From Bright Ideas Indiana. Read the full post here.
Jeff Sparks is a Fellow at the Sagamore Institute and a board member of the Southeast Neighborhood Development Corporation (SEND) where he serves as Chairman of the Twin Aire Ad Hoc Committee focusing on renewing that neighborhood of Indianapolis. The decision to do this type of work came during a time of transition for him, as he sought to discern his next steps after leaving the Heartland Film Festival.Jeff explained it this way: “When I was transitioning out of Heartland, I was wrestling over what is next. I thought originally I was going to get into the for-profit world, of development. In the beginning, I had several opportunities but they were all part time. So I decided to go off on a retreat to wrestle with what was to be the focus of this next part of my journey. I was originally going to do a one-day retreat. I looked at the calendar and chose a date and wouldn’t you know it the very next day in my morning reading was the story of Jonah in the belly of the whale.
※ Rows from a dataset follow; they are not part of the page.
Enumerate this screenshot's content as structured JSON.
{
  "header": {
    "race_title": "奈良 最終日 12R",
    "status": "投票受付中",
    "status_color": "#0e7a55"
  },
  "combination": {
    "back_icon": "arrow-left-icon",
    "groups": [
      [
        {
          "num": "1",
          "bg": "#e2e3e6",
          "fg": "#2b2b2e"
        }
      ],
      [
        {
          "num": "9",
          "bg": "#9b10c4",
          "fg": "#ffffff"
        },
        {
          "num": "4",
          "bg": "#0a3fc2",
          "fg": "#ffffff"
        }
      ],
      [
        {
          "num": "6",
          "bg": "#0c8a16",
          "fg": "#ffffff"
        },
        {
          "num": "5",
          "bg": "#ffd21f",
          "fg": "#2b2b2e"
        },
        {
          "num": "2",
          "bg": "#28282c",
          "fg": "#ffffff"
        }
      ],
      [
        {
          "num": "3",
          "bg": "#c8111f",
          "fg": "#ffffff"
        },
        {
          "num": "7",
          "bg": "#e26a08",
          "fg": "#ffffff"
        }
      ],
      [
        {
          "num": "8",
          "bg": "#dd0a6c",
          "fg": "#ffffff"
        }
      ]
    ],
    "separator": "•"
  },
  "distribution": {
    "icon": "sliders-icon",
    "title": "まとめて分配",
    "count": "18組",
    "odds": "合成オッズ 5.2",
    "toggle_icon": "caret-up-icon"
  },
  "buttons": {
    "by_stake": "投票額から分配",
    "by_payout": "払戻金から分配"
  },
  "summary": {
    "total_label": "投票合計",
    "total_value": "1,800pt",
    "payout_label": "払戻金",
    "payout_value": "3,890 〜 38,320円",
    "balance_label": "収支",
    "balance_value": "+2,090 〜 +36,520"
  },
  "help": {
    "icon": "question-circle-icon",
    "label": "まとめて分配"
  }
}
After reading it I couldn’t get it out of my head. I thought, ‘What is going on here?’ and then it hit me: not one day but three days. You really need to get away, into the belly of the whale. No, you need to totally get away from everything. So I emailed some friends who had places that would work and Don Palmer responded that I could use his cottage on Lake Lemon, just south of town.
I decided to take a bunch of books with me. I’m not much of a reader, but often spend most of my retreat time reading. Friday morning I get up and I pull my books out of my backpack and the one that stood out was Augustine’s Confessions. I remember thinking, ‘I don’t know about this, seems pretty heady, but I’ll read the intro and if it does something, maybe I’ll keep reading the book, and if I don’t get through it there are others I can read.’ So I pick it up and devour it over the next two days, which is very uncommon for me. The third day I found myself wrestling through what I had just read and the decisions ahead of me, leaving, like most retreats, without a significant revelation.
I come back facing making a decision in a few weeks, before the end of the year. As I wrestled with the decision, the retreat time swirling around in my head, it began to dawn on me that I’m not a for-profit guy, I’ve never been, except for one small stint early in my life, I’ve always been a non-profit guy, and I love community. That’s all I’ve ever really done all my life. I helped build community at the Indiana Children’s Christian Home in the 80’s – where we served young people struggling through life. Then with Heartland I helped bring together a community of filmmakers and a community of volunteers with significant results. But I had never developed community in a community.
In the past several years I have spent a lot of Sundays on the porch with friends, including Bill Taft who is the Executive Director of the Indianapolis LISC offices and arguably one of the leading minds in community development in the city. So we often found ourselves talking about how to make Indianapolis stronger. I was very taken and intrigued by his vision for strengthening a city by focusing on community development in the neighborhoods. And I thought, ‘I want to be him when I grow up.
I love what Bill has done with community.’ So I decided that’s what I was going to do and set about looking at how to do it in the Southeast neighborhoods where I lived. At the beginning my desire was to find a community that needed Christ’s healing, not to proselytize, but just bring healing to a hurting neighborhood.”
Jeff had found his vision for community. At the end of 2013, Jeff joined the SEND board and the housing committee—two months later becoming its chair. SEND had recently decided to focus on Twin Aire, a neighborhood just east of Fountain Square. Though he didn’t know much about the neighborhood, as he got to know the people he realized it was the community he was meant to serve. “They have a strong desire to make their neighborhood stronger,” he explained. Many of the residents have lived there since the 1950’s and 60’s, a heyday brought on by the opening of the Twin Aire Shopping Center. When other shopping centers began opening up, Twin Aire lost a lot of business—and along with it, the vibrancy of the neighborhood.